→ Task statement: Check every line of the entries for "condolences", and copy the lines that hold it.

→ Data records for software interfaces:
..........

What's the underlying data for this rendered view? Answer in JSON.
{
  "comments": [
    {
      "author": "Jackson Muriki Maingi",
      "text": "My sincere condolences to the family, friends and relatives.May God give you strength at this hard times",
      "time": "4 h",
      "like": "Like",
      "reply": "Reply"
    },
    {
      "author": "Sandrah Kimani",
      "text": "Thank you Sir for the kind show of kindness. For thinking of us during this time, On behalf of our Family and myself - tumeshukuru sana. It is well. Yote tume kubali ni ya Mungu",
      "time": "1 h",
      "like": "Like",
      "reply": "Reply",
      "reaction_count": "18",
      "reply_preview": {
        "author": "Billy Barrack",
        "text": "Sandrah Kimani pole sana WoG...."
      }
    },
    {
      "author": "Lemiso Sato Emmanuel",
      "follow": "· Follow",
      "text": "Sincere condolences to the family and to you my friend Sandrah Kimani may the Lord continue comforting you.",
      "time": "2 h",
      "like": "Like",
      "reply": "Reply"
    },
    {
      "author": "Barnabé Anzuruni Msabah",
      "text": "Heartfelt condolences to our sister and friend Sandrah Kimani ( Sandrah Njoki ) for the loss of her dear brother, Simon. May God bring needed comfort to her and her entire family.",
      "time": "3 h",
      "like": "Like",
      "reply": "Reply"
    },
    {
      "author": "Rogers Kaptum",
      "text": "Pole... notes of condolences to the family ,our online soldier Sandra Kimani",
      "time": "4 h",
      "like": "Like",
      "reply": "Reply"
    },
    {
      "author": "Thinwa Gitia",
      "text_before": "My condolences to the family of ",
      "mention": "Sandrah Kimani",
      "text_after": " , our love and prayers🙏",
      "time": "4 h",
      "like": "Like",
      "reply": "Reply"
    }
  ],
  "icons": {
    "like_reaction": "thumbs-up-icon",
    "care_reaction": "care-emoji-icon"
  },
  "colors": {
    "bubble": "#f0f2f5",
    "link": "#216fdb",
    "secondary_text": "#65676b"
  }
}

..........

→ Reply to the task:
      "text": "My sincere condolences to the family, friends and relatives.May God give you strength at this hard times",
      "text": "Sincere condolences to the family and to you my friend Sandrah Kimani may the Lord continue comforting you.",
      "text": "Heartfelt condolences to our sister and friend Sandrah Kimani ( Sandrah Njoki ) for the loss of her dear brother, Simon. May God bring needed comfort to her and her entire family.",
      "text": "Pole... notes of condolences to the family ,our online soldier Sandra Kimani",
      "text_before": "My condolences to the family of ",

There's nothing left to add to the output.